Recently I read the autobiography of someone whose learning curve was different from the norm and who may have had some ADD (attention deficit disorder). His final post in the series was at:
Many of the experiences he had, I had as well. My third and fourth grade teachers were trying to "mainstream" a developmentally challenged child by encouraging the rest of the class to not score better than the colonel's child on tests -- i.e. discouraging anything better than a C on any test. I entered third grade reading at 95%+ at a six grade level while a year younger than anyone else. I started fifth grade not having learned anything for two years.
I also have as a hobby a field that has a lot of self taught people in it. Since the field (ADR -- see my website http://adrr.com/ for some details) was pretty much created from scratch in a movement with accelerated evolution over the past 20-30 years* (I go back to 1986 or so with it) you can obviously create something from teaching it to yourself.
But many, many clueless people in the field think they have taught themselves things that they are disconnected from. Somewhat like pro se litigants. Some know their stuff. Some miss key concepts (like the guy I had in a suit who was just certain his lead case, which had reversed sua sponte en banc, was still good law).
Some times there are important concepts people miss from isolated learning.
In addition, my first exposure to private schools came from parents wanting to take money from public education to fund schools that were really sub-par. I still have a deep and abiding love for some of the public school teachers I met in Wichita Falls who went above and beyond.
There are several overlapping issues.
First, not every teacher in a public school is a Sarcione or a Bell. Great teachers combine covering the curriculum (so points are not left out) with a measure of self-directed learning (where students are able to learn in their own way). My government/history teacher my senior year at Mtn Home High School did that for me.
Second, there is a lot of pedagogical science that is just ignored. Teaching is work. Making students teach themselves while the professors amuse themselves (a/k/a bad socratic method); every teacher making up their own curriculum; etc. That is just abusing kids. Shamus (the author of the post and series I've linked to) was obviously abused.
Third, just letting kids run loose without supervision or direction can be a terrible mistake. So can overdirection. I'm in a school district that has many hyper-competitive parents. All of them want to have their child skipped a grade. My youngest got skipped. In fact, they would have done it again if we had not stopped them. My approach was "benign neglect." Allowing her tools and encouraging her, but letting her use them. Now, if left to her own devices, that would mean reading YA books and Schlock Mercenary 24/7. Howard Taylor is good, but I still think she needs to do her honors math homework rather than another recursion through Schlock (though that is what she is doing this morning).
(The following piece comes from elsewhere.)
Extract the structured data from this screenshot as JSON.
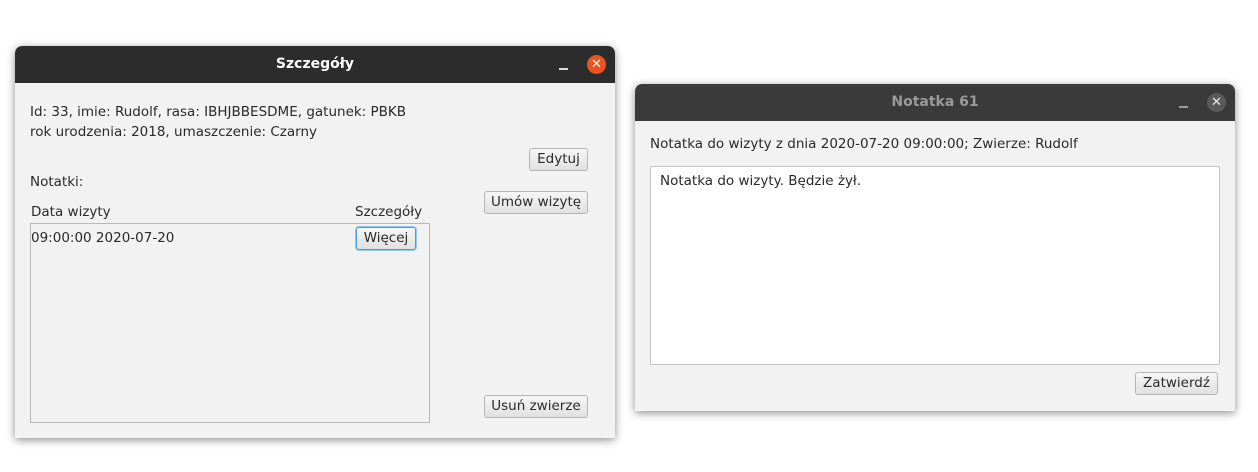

Fourth home schooling can be as good or as bad as other approaches. I've seen it where parents just cut out huge areas of learning (as one mother put it to us, "girls don't need math, I didn't like it, so we just skip it" -- after all, who needs to be able to calculate percentages, fractions, unit costs for groceries or anything like that). I've known "unschoolers" who believed children should be wild and free (that is, let children educate themselves if they choose that, on the child's own time, without help or parental input. Otherwise, put kids to work herding goats, etc.).
Apparently there is another movement that uses the same term "unschool" to mean, let kids be more self-directed, learn by doing rather than by lecture/textbook -- but still have parental involvement, discipline and work. The semantic contamination with the term is obviously an issue.
Fifth, there are supports for home schooling that are not obvious (such as "charter schools" which are actually homeschooling cooperatives which redirect public funds to homeschoolers to use for resources).
Where I am
Now we have been blessed with some excellent schools locally and some wonderful teachers. The librarian who offered to just tutor my child every day if they did not have her skip a grade since she no longer fit into her class comes to mind. But I'm also aware of worse schools, and worse teachers (which tend to go together with worse parents so that the kids are not catching a break).
We have also considered homeschooling or partial homeschooling for our child, given her Tourette's Syndrome and the associated penumbra cause her some issues
I don't have many. I think the public school system is essential. I agree with Milton Friedman
that the schools should include elements of what has been called a liberal education (teaching the core cultural matters) -- the same as
Cultural Literacy: What Every American Needs to Know
by Hirsch -- strange how the left and the right wing can agree on some things.
I realize the current system fails some and needs alternatives -- but without gutting the current system.
But it is an area worthy of some thought and consideration. I'd welcome your comments on the subject.
* Yes, I know ADR goes back further, and I don't mean just the stuff from the 1950s (after all, the Saga of Burnt Njal is really the story of an ADR guy who gets burned alive by the traditional legal system and there are various traditional systems that go back thousands of years, or can claim to). But the modern system, with some very specific adaptations, is a modern creation.